In doing my square foot meditation most days, I get the same lesson, and more. Recently I watched a solitary black ant walk from the ground all the way up a spruce tree; an hour later I watched him make his way back down, carefully avoiding all the tiny spider webs spun within the rough edges of the tree’s bark. From the small ant to the almost unseeably tiny spiders to the little green ferns to the shining six-inch-tall white flowers—in that or any other square foot of the world, life teems. Always at risk, but always surging forward, creative, beautiful, precious, the life force marches as purposefully as the ant, up tree and down tree, through thick and thin, fire and flood, life surges.
Not all the wildlife around me, of course, is small. When two friends from Texas stopped by our camp the other day, they went for a hike and suddenly saw a huge bear, turned away from them, eating berries. One of the hikers instantly turned and ran back the way they had come. The other recounted later how she had been torn between wanting to stay to watch the bear or else to follow her husband as he fled. She decided to flee too, since she had heard the stories of how this local bear had been strong enough to drag a huge dumpster down the hill, turning it over and over to get at the trash inside, trash generated by tourists in the bear’s environment, tourists like me.
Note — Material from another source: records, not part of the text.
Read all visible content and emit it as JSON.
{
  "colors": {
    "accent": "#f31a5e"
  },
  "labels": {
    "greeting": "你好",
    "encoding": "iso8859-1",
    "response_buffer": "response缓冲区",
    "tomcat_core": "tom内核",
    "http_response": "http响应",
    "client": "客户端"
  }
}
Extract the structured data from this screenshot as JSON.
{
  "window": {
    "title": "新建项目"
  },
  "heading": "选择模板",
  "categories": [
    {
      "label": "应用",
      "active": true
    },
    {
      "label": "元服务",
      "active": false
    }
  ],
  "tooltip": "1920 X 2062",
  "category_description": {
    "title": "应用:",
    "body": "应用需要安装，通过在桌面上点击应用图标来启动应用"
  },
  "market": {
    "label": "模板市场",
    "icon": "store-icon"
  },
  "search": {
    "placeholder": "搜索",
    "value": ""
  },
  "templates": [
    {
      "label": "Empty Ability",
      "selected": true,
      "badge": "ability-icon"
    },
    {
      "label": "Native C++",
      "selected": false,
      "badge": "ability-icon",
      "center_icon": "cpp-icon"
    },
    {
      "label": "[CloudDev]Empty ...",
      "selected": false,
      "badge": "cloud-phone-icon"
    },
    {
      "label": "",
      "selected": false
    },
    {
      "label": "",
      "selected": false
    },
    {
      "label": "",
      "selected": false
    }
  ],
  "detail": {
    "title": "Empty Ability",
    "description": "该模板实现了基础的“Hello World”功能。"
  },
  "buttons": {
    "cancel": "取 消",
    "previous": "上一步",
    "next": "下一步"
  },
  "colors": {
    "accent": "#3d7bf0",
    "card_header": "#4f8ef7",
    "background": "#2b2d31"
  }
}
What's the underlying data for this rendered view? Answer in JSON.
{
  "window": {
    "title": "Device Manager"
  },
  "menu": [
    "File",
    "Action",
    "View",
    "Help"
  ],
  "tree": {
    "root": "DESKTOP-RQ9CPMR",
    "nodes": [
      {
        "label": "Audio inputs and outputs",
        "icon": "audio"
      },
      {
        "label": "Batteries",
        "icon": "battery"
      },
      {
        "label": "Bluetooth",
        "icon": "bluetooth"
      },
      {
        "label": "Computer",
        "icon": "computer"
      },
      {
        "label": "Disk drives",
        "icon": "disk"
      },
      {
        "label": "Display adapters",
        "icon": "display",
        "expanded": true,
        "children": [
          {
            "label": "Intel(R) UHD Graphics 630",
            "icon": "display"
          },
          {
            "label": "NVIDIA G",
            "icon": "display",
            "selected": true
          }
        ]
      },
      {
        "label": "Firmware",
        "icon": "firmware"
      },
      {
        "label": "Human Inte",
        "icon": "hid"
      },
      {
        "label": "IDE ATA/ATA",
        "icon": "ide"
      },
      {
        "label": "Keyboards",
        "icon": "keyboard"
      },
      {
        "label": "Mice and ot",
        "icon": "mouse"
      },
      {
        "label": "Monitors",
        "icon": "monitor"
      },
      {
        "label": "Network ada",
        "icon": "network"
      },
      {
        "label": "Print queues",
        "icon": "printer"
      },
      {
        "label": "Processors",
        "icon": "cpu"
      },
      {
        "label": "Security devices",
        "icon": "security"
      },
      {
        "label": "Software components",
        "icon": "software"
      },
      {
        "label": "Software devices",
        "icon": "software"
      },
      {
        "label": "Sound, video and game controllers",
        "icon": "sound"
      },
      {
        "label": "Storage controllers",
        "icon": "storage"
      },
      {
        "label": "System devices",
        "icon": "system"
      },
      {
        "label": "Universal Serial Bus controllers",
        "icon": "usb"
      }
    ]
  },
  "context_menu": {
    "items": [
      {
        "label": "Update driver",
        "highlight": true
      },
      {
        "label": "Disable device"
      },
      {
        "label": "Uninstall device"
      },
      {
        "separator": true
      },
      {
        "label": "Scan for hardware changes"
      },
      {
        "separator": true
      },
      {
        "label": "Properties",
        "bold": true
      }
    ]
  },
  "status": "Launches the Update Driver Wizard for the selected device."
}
So I am watching my trash, how much I generate, what I do with it, and I’m keeping all food out of harm’s way, for my sake and for the bear’s sake. If the bear plunders an actual campsite, he will be endangered, as government employees will be required to deal with him.
Danger is everywhere, of course, for the bear, for me, for the plants, the waters, for it all. Life is precarious, if tenacious.
Also, everywhere, though, there is beauty, and wonder. And there is the possibility for gratitude for all life—animal, plant, mineral, wherever the “natural” state of things may be.
I look out daily at these Rocky Mountains, as I sometimes attempt to capture in watercolor the contours of the rugged upheavals, the valleys and peaks, the crevices, and the boulders strewn here and there, and I am reminded that the very mountains are in motion, over eons though it may be; they too are changing, changing. Nothing stays the same for long. Appreciate it while you can. Only this moment, this moment, this is my opportunity to see, to be, to appreciate, to celebrate, to create, to share it all.
And so, again, here I am writing to share with you, as I go into my day now, with a deepened awareness of the precious gift of each moment that I am privileged to be alive here on this plane of existence, here with each of you, to whom I send this message of love and this suggestion that you, too, live in a state of mindful openness to the beauty and wonder and precious precariousness of your lives.